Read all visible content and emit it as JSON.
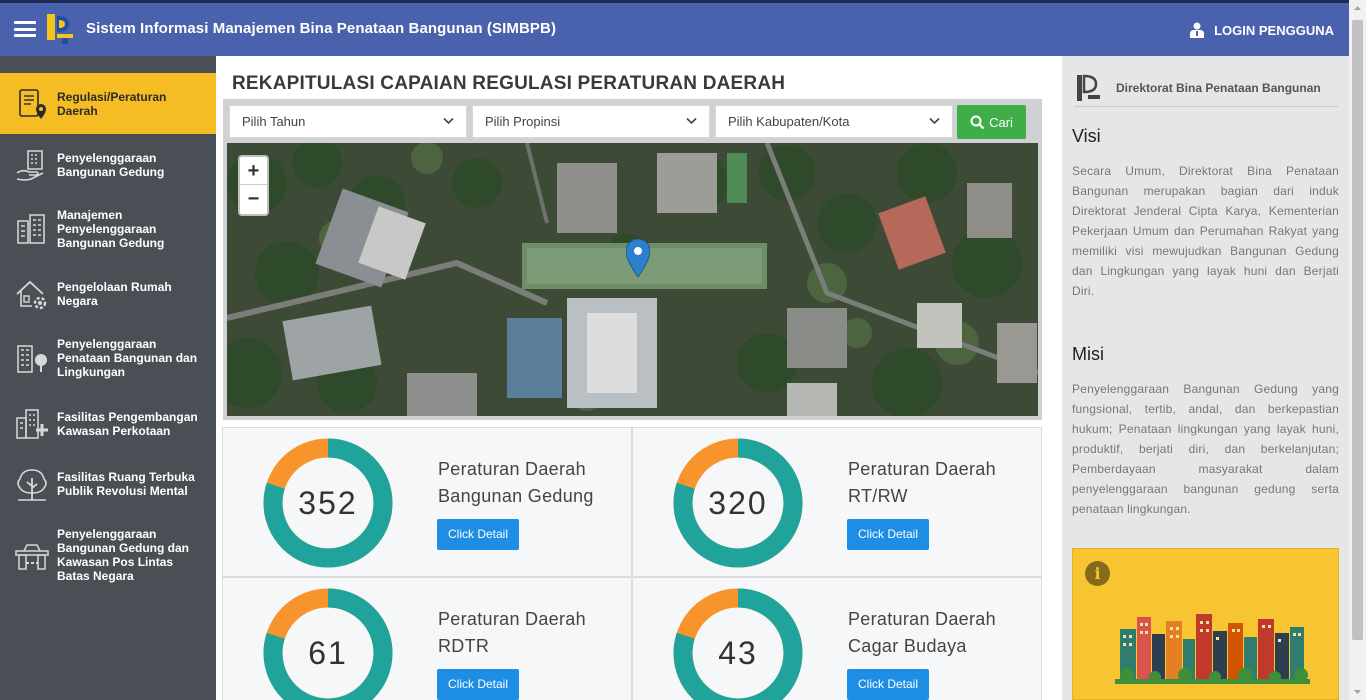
{
  "header": {
    "app_title": "Sistem Informasi Manajemen Bina Penataan Bangunan (SIMBPB)",
    "login_label": "LOGIN PENGGUNA"
  },
  "sidebar": {
    "items": [
      {
        "label": "Regulasi/Peraturan Daerah",
        "icon": "document-map-icon",
        "active": true
      },
      {
        "label": "Penyelenggaraan Bangunan Gedung",
        "icon": "building-hand-icon"
      },
      {
        "label": "Manajemen Penyelenggaraan Bangunan Gedung",
        "icon": "buildings-icon"
      },
      {
        "label": "Pengelolaan Rumah Negara",
        "icon": "house-gear-icon"
      },
      {
        "label": "Penyelenggaraan Penataan Bangunan dan Lingkungan",
        "icon": "building-tree-icon"
      },
      {
        "label": "Fasilitas Pengembangan Kawasan Perkotaan",
        "icon": "city-plus-icon"
      },
      {
        "label": "Fasilitas Ruang Terbuka Publik Revolusi Mental",
        "icon": "tree-park-icon"
      },
      {
        "label": "Penyelenggaraan Bangunan Gedung dan Kawasan Pos Lintas Batas Negara",
        "icon": "border-post-icon"
      }
    ]
  },
  "main": {
    "title": "REKAPITULASI CAPAIAN REGULASI PERATURAN DAERAH",
    "filters": {
      "year_placeholder": "Pilih Tahun",
      "province_placeholder": "Pilih Propinsi",
      "city_placeholder": "Pilih Kabupaten/Kota",
      "search_label": "Cari"
    },
    "map": {
      "zoom_in": "+",
      "zoom_out": "−"
    },
    "cards": [
      {
        "value": "352",
        "title_line1": "Peraturan Daerah",
        "title_line2": "Bangunan Gedung",
        "button": "Click Detail",
        "fraction": 0.8
      },
      {
        "value": "320",
        "title_line1": "Peraturan Daerah",
        "title_line2": "RT/RW",
        "button": "Click Detail",
        "fraction": 0.8
      },
      {
        "value": "61",
        "title_line1": "Peraturan Daerah",
        "title_line2": "RDTR",
        "button": "Click Detail",
        "fraction": 0.8
      },
      {
        "value": "43",
        "title_line1": "Peraturan Daerah",
        "title_line2": "Cagar Budaya",
        "button": "Click Detail",
        "fraction": 0.8
      }
    ]
  },
  "right_panel": {
    "org_name": "Direktorat Bina Penataan Bangunan",
    "visi_heading": "Visi",
    "visi_text": "Secara Umum, Direktorat Bina Penataan Bangunan merupakan bagian dari induk Direktorat Jenderal Cipta Karya, Kementerian Pekerjaan Umum dan Perumahan Rakyat yang memiliki visi mewujudkan Bangunan Gedung dan Lingkungan yang layak huni dan Berjati Diri.",
    "misi_heading": "Misi",
    "misi_text": "Penyelenggaraan Bangunan Gedung yang fungsional, tertib, andal, dan berkepastian hukum; Penataan lingkungan yang layak huni, produktif, berjati diri, dan berkelanjutan; Pemberdayaan masyarakat dalam penyelenggaraan bangunan gedung serta penataan lingkungan."
  },
  "colors": {
    "header": "#4a62ad",
    "sidebar": "#4a4e55",
    "active": "#f5bd23",
    "donut_teal": "#1fa39a",
    "donut_orange": "#f7942b",
    "button_blue": "#1e8ee5",
    "search_green": "#3fae49"
  }
}
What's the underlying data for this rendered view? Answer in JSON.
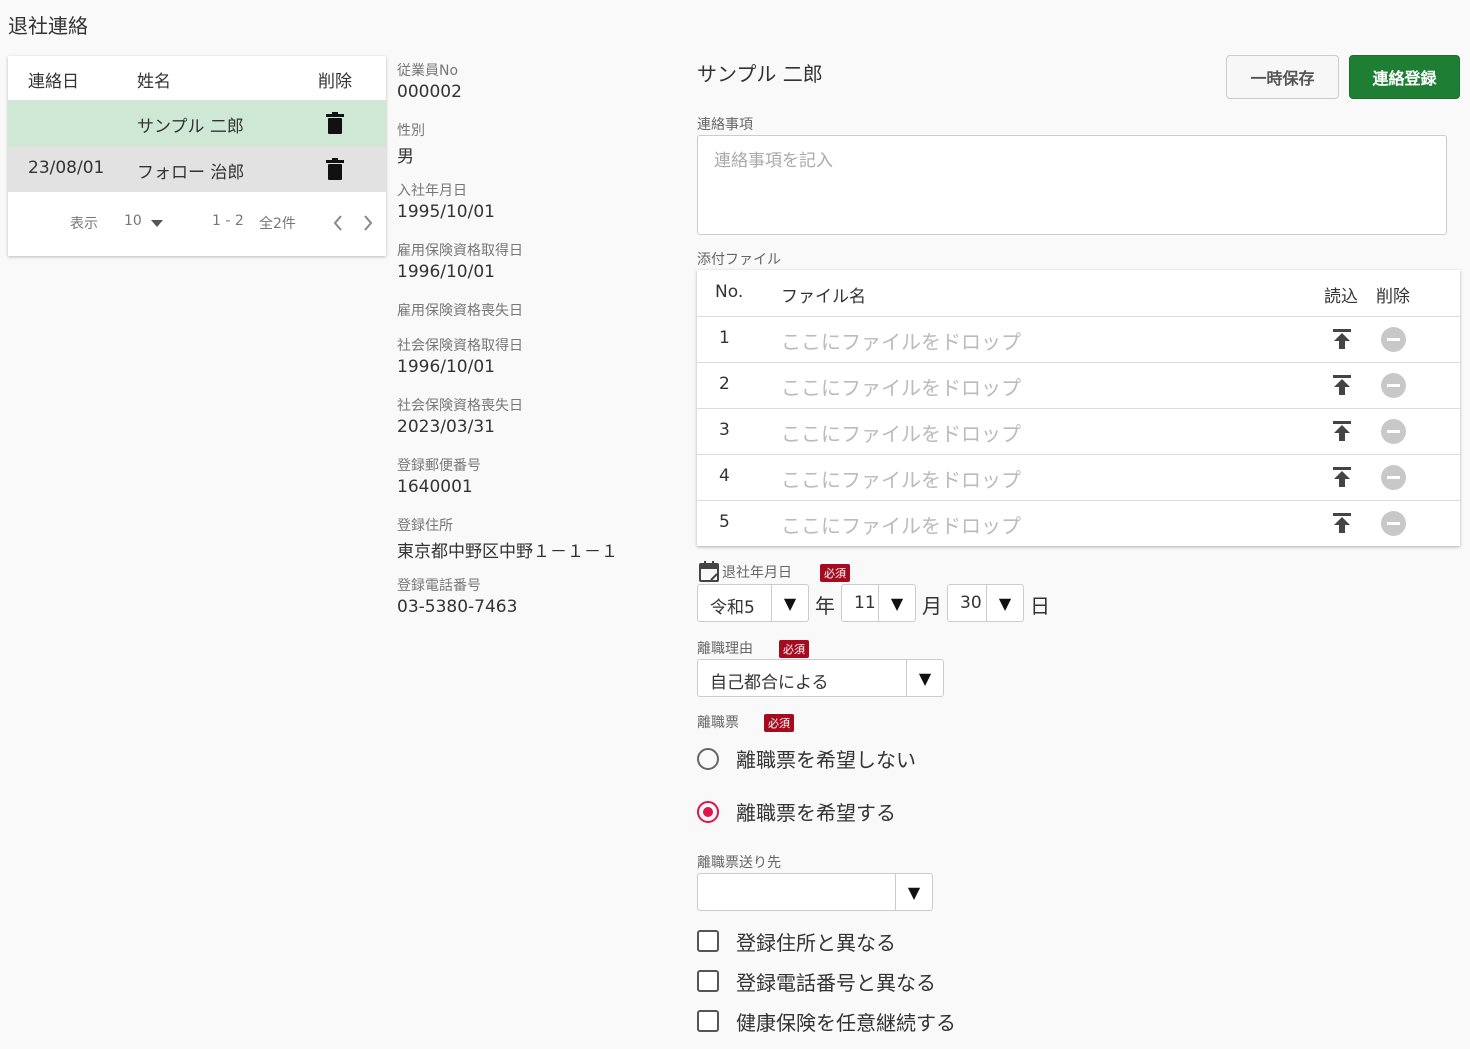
{
  "page": {
    "title": "退社連絡"
  },
  "list": {
    "headers": {
      "date": "連絡日",
      "name": "姓名",
      "delete": "削除"
    },
    "rows": [
      {
        "date": "",
        "name": "サンプル 二郎",
        "selected": true
      },
      {
        "date": "23/08/01",
        "name": "フォロー 治郎",
        "selected": false
      }
    ],
    "pager": {
      "show_label": "表示",
      "page_size": "10",
      "range": "1 - 2",
      "total": "全2件"
    }
  },
  "info": [
    {
      "label": "従業員No",
      "value": "000002"
    },
    {
      "label": "性別",
      "value": "男"
    },
    {
      "label": "入社年月日",
      "value": "1995/10/01"
    },
    {
      "label": "雇用保険資格取得日",
      "value": "1996/10/01"
    },
    {
      "label": "雇用保険資格喪失日",
      "value": ""
    },
    {
      "label": "社会保険資格取得日",
      "value": "1996/10/01"
    },
    {
      "label": "社会保険資格喪失日",
      "value": "2023/03/31"
    },
    {
      "label": "登録郵便番号",
      "value": "1640001"
    },
    {
      "label": "登録住所",
      "value": "東京都中野区中野１－１－１"
    },
    {
      "label": "登録電話番号",
      "value": "03-5380-7463"
    }
  ],
  "form": {
    "employee_name": "サンプル 二郎",
    "temp_save_label": "一時保存",
    "register_label": "連絡登録",
    "notes_label": "連絡事項",
    "notes_placeholder": "連絡事項を記入",
    "attach_label": "添付ファイル",
    "file_headers": {
      "no": "No.",
      "name": "ファイル名",
      "upload": "読込",
      "delete": "削除"
    },
    "files": [
      {
        "no": "1",
        "placeholder": "ここにファイルをドロップ"
      },
      {
        "no": "2",
        "placeholder": "ここにファイルをドロップ"
      },
      {
        "no": "3",
        "placeholder": "ここにファイルをドロップ"
      },
      {
        "no": "4",
        "placeholder": "ここにファイルをドロップ"
      },
      {
        "no": "5",
        "placeholder": "ここにファイルをドロップ"
      }
    ],
    "required_badge": "必須",
    "retire_date": {
      "label": "退社年月日",
      "era": "令和5",
      "year_unit": "年",
      "month": "11",
      "month_unit": "月",
      "day": "30",
      "day_unit": "日"
    },
    "reason": {
      "label": "離職理由",
      "value": "自己都合による"
    },
    "slip": {
      "label": "離職票",
      "options": [
        {
          "label": "離職票を希望しない",
          "selected": false
        },
        {
          "label": "離職票を希望する",
          "selected": true
        }
      ]
    },
    "slip_dest": {
      "label": "離職票送り先",
      "value": ""
    },
    "checkboxes": [
      {
        "label": "登録住所と異なる",
        "checked": false
      },
      {
        "label": "登録電話番号と異なる",
        "checked": false
      },
      {
        "label": "健康保険を任意継続する",
        "checked": false
      }
    ],
    "colors": {
      "selected_row": "#cfe8d5",
      "alt_row": "#e2e2e2",
      "primary": "#1e7e34",
      "accent": "#e0134a",
      "required": "#a50a1e"
    }
  }
}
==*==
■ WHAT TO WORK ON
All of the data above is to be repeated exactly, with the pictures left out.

■ ANSWER FOR THE TASK
Read all visible content and emit it as JSON.
{
  "header": {
    "app_title": "Sistem Informasi Manajemen Bina Penataan Bangunan (SIMBPB)",
    "login_label": "LOGIN PENGGUNA"
  },
  "sidebar": {
    "items": [
      {
        "label": "Regulasi/Peraturan Daerah",
        "icon": "document-map-icon",
        "active": true
      },
      {
        "label": "Penyelenggaraan Bangunan Gedung",
        "icon": "building-hand-icon"
      },
      {
        "label": "Manajemen Penyelenggaraan Bangunan Gedung",
        "icon": "buildings-icon"
      },
      {
        "label": "Pengelolaan Rumah Negara",
        "icon": "house-gear-icon"
      },
      {
        "label": "Penyelenggaraan Penataan Bangunan dan Lingkungan",
        "icon": "building-tree-icon"
      },
      {
        "label": "Fasilitas Pengembangan Kawasan Perkotaan",
        "icon": "city-plus-icon"
      },
      {
        "label": "Fasilitas Ruang Terbuka Publik Revolusi Mental",
        "icon": "tree-park-icon"
      },
      {
        "label": "Penyelenggaraan Bangunan Gedung dan Kawasan Pos Lintas Batas Negara",
        "icon": "border-post-icon"
      }
    ]
  },
  "main": {
    "title": "REKAPITULASI CAPAIAN REGULASI PERATURAN DAERAH",
    "filters": {
      "year_placeholder": "Pilih Tahun",
      "province_placeholder": "Pilih Propinsi",
      "city_placeholder": "Pilih Kabupaten/Kota",
      "search_label": "Cari"
    },
    "map": {
      "zoom_in": "+",
      "zoom_out": "−"
    },
    "cards": [
      {
        "value": "352",
        "title_line1": "Peraturan Daerah",
        "title_line2": "Bangunan Gedung",
        "button": "Click Detail",
        "fraction": 0.8
      },
      {
        "value": "320",
        "title_line1": "Peraturan Daerah",
        "title_line2": "RT/RW",
        "button": "Click Detail",
        "fraction": 0.8
      },
      {
        "value": "61",
        "title_line1": "Peraturan Daerah",
        "title_line2": "RDTR",
        "button": "Click Detail",
        "fraction": 0.8
      },
      {
        "value": "43",
        "title_line1": "Peraturan Daerah",
        "title_line2": "Cagar Budaya",
        "button": "Click Detail",
        "fraction": 0.8
      }
    ]
  },
  "right_panel": {
    "org_name": "Direktorat Bina Penataan Bangunan",
    "visi_heading": "Visi",
    "visi_text": "Secara Umum, Direktorat Bina Penataan Bangunan merupakan bagian dari induk Direktorat Jenderal Cipta Karya, Kementerian Pekerjaan Umum dan Perumahan Rakyat yang memiliki visi mewujudkan Bangunan Gedung dan Lingkungan yang layak huni dan Berjati Diri.",
    "misi_heading": "Misi",
    "misi_text": "Penyelenggaraan Bangunan Gedung yang fungsional, tertib, andal, dan berkepastian hukum; Penataan lingkungan yang layak huni, produktif, berjati diri, dan berkelanjutan; Pemberdayaan masyarakat dalam penyelenggaraan bangunan gedung serta penataan lingkungan."
  },
  "colors": {
    "header": "#4a62ad",
    "sidebar": "#4a4e55",
    "active": "#f5bd23",
    "donut_teal": "#1fa39a",
    "donut_orange": "#f7942b",
    "button_blue": "#1e8ee5",
    "search_green": "#3fae49"
  }
}
What's the underlying data for this rendered view? Answer in JSON.
{
  "page": {
    "title": "退社連絡"
  },
  "list": {
    "headers": {
      "date": "連絡日",
      "name": "姓名",
      "delete": "削除"
    },
    "rows": [
      {
        "date": "",
        "name": "サンプル 二郎",
        "selected": true
      },
      {
        "date": "23/08/01",
        "name": "フォロー 治郎",
        "selected": false
      }
    ],
    "pager": {
      "show_label": "表示",
      "page_size": "10",
      "range": "1 - 2",
      "total": "全2件"
    }
  },
  "info": [
    {
      "label": "従業員No",
      "value": "000002"
    },
    {
      "label": "性別",
      "value": "男"
    },
    {
      "label": "入社年月日",
      "value": "1995/10/01"
    },
    {
      "label": "雇用保険資格取得日",
      "value": "1996/10/01"
    },
    {
      "label": "雇用保険資格喪失日",
      "value": ""
    },
    {
      "label": "社会保険資格取得日",
      "value": "1996/10/01"
    },
    {
      "label": "社会保険資格喪失日",
      "value": "2023/03/31"
    },
    {
      "label": "登録郵便番号",
      "value": "1640001"
    },
    {
      "label": "登録住所",
      "value": "東京都中野区中野１－１－１"
    },
    {
      "label": "登録電話番号",
      "value": "03-5380-7463"
    }
  ],
  "form": {
    "employee_name": "サンプル 二郎",
    "temp_save_label": "一時保存",
    "register_label": "連絡登録",
    "notes_label": "連絡事項",
    "notes_placeholder": "連絡事項を記入",
    "attach_label": "添付ファイル",
    "file_headers": {
      "no": "No.",
      "name": "ファイル名",
      "upload": "読込",
      "delete": "削除"
    },
    "files": [
      {
        "no": "1",
        "placeholder": "ここにファイルをドロップ"
      },
      {
        "no": "2",
        "placeholder": "ここにファイルをドロップ"
      },
      {
        "no": "3",
        "placeholder": "ここにファイルをドロップ"
      },
      {
        "no": "4",
        "placeholder": "ここにファイルをドロップ"
      },
      {
        "no": "5",
        "placeholder": "ここにファイルをドロップ"
      }
    ],
    "required_badge": "必須",
    "retire_date": {
      "label": "退社年月日",
      "era": "令和5",
      "year_unit": "年",
      "month": "11",
      "month_unit": "月",
      "day": "30",
      "day_unit": "日"
    },
    "reason": {
      "label": "離職理由",
      "value": "自己都合による"
    },
    "slip": {
      "label": "離職票",
      "options": [
        {
          "label": "離職票を希望しない",
          "selected": false
        },
        {
          "label": "離職票を希望する",
          "selected": true
        }
      ]
    },
    "slip_dest": {
      "label": "離職票送り先",
      "value": ""
    },
    "checkboxes": [
      {
        "label": "登録住所と異なる",
        "checked": false
      },
      {
        "label": "登録電話番号と異なる",
        "checked": false
      },
      {
        "label": "健康保険を任意継続する",
        "checked": false
      }
    ],
    "colors": {
      "selected_row": "#cfe8d5",
      "alt_row": "#e2e2e2",
      "primary": "#1e7e34",
      "accent": "#e0134a",
      "required": "#a50a1e"
    }
  }
}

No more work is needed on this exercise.